I'm in a state of shock. Numb is probably more accurate.
No, no... overwhelmed is more apt.
Inside the Outside, my debut novel, won the Grand Prize in the 2012 Paris Book Festival. I found out a couple of hours ago and, quite frankly, I'm still trying to wrap my head around this tremendous honor. It's nearly two o'clock in the morning as I type this and there's no telling if I'll ever get to sleep again. Between you and me, I don't want to go to sleep, just in case this is all a dream.
This is the first major award for Inside the Outside and, even if it turns out to be the last, I'll still be satisfied. Along with the honor itself, the award comes with a cash prize and a flight to Paris. I've never been anywhere near Europe, let alone Paris. And to think that my first trip there will be to accept my first major literary honor...
I just can't find the words.
I hope folks like Will Entrekin, Kat and Cara (The BiblioBabes), Joanna Penn, and everybody else who loved this book when it seemed like nobody else would pay attention to it will enjoy this honor with me. I hope writers all over the world who are struggling to make a mark and feel like their break may never come will find some glimmer of inspiration in the knowledge that, not too long ago, I'd nearly lost all hope of ever having a writing career.
As is the case with many writers, I sought to get published through the traditional route of acquiring a literary agent who would get me a book deal. After sending out dozens of query letters and receiving dozens of rejections, I found myself at a crossroads. I believed strongly in my book and I knew there was an audience for it, so I had to decide if I wanted to keep trekking down the traditional route or if I wanted to take the risk of publishing my book independently.

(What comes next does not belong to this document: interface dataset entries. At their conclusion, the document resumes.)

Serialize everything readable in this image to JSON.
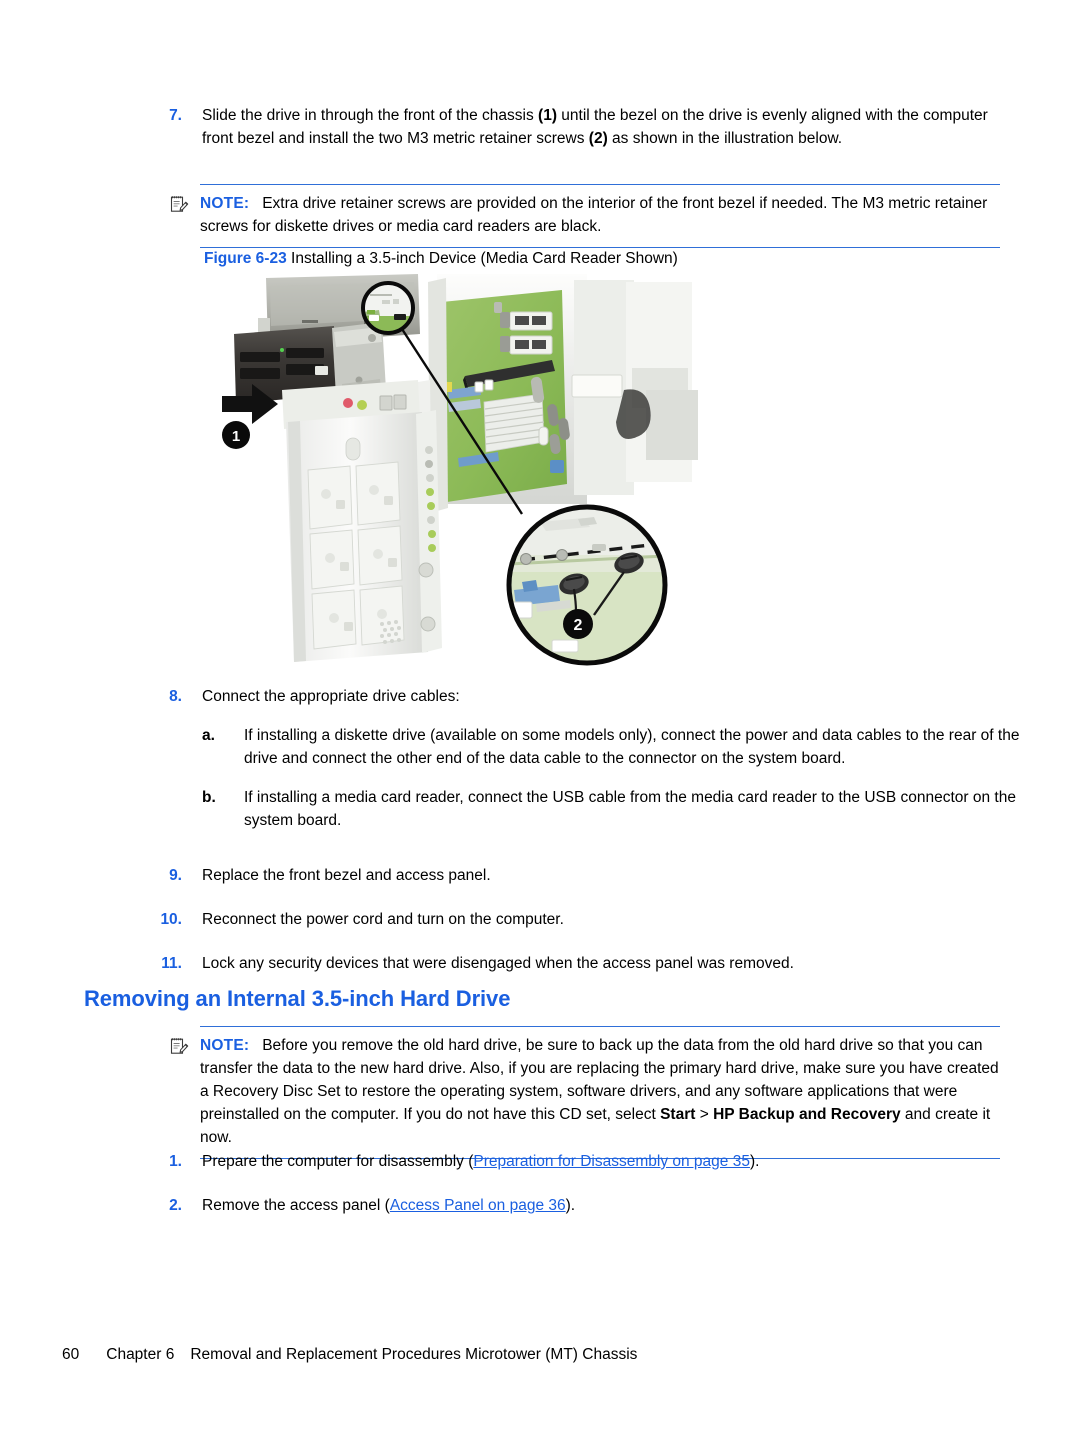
{
  "colors": {
    "accent_blue": "#1a5fe0",
    "note_rule": "#2f6fd8",
    "body_text": "#000000"
  },
  "steps_top": [
    {
      "number": "7.",
      "text_parts": [
        {
          "t": "Slide the drive in through the front of the chassis "
        },
        {
          "t": "(1)",
          "bold": true
        },
        {
          "t": " until the bezel on the drive is evenly aligned with the computer front bezel and install the two M3 metric retainer screws "
        },
        {
          "t": "(2)",
          "bold": true
        },
        {
          "t": " as shown in the illustration below."
        }
      ],
      "plain": "Slide the drive in through the front of the chassis (1) until the bezel on the drive is evenly aligned with the computer front bezel and install the two M3 metric retainer screws (2) as shown in the illustration below."
    }
  ],
  "note_1": {
    "icon": "note-pad-pencil-icon",
    "label": "NOTE:",
    "body": "Extra drive retainer screws are provided on the interior of the front bezel if needed. The M3 metric retainer screws for diskette drives or media card readers are black."
  },
  "figure": {
    "label": "Figure 6-23",
    "caption": "Installing a 3.5-inch Device (Media Card Reader Shown)",
    "alt": "Exploded illustration of a microtower chassis with a media card reader sliding into the front 3.5-inch bay, with a magnified inset showing two retainer screws.",
    "callouts": [
      {
        "id": "1",
        "meaning": "slide drive in through front of chassis"
      },
      {
        "id": "2",
        "meaning": "install the two M3 metric retainer screws"
      }
    ],
    "parts": {
      "optical_drive_label": "DVD",
      "card_reader_label": "media-card-reader",
      "motherboard_label": "system-board"
    }
  },
  "steps_mid": [
    {
      "number": "8.",
      "text": "Connect the appropriate drive cables:",
      "substeps": [
        {
          "number": "a.",
          "text": "If installing a diskette drive (available on some models only), connect the power and data cables to the rear of the drive and connect the other end of the data cable to the connector on the system board."
        },
        {
          "number": "b.",
          "text": "If installing a media card reader, connect the USB cable from the media card reader to the USB connector on the system board."
        }
      ]
    },
    {
      "number": "9.",
      "text": "Replace the front bezel and access panel."
    },
    {
      "number": "10.",
      "text": "Reconnect the power cord and turn on the computer."
    },
    {
      "number": "11.",
      "text": "Lock any security devices that were disengaged when the access panel was removed."
    }
  ],
  "section": {
    "title": "Removing an Internal 3.5-inch Hard Drive"
  },
  "note_2": {
    "icon": "note-pad-pencil-icon",
    "label": "NOTE:",
    "body_part_1": "Before you remove the old hard drive, be sure to back up the data from the old hard drive so that you can transfer the data to the new hard drive. Also, if you are replacing the primary hard drive, make sure you have created a Recovery Disc Set to restore the operating system, software drivers, and any software applications that were preinstalled on the computer. If you do not have this CD set, select ",
    "body_bold_1": "Start",
    "body_part_2": " > ",
    "body_bold_2": "HP Backup and Recovery",
    "body_part_3": " and create it now."
  },
  "steps_bottom": [
    {
      "number": "1.",
      "prefix": "Prepare the computer for disassembly (",
      "link": "Preparation for Disassembly on page 35",
      "suffix": ")."
    },
    {
      "number": "2.",
      "prefix": "Remove the access panel (",
      "link": "Access Panel on page 36",
      "suffix": ")."
    }
  ],
  "footer": {
    "page_number": "60",
    "chapter": "Chapter 6",
    "title": "Removal and Replacement Procedures Microtower (MT) Chassis"
  }
}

It was a terrifying decision, but, after much consideration, I decided to gamble on independent publishing. Part of my concern was the general stigma that is still attached to indie publishing. I worried that my novel, right or wrong, would be adversely affected by this stigma.
Even when I made my decision and began taking steps to move forward, I still questioned whether or not I was doing the right thing. And even after I published Inside the Outside, I still had occasional doubts. So, as much as anything else, this award offers me tremendous validation, not only of my novel, but of my decision to publish it on my own.
Of course, a trip to Paris won't be so bad, either.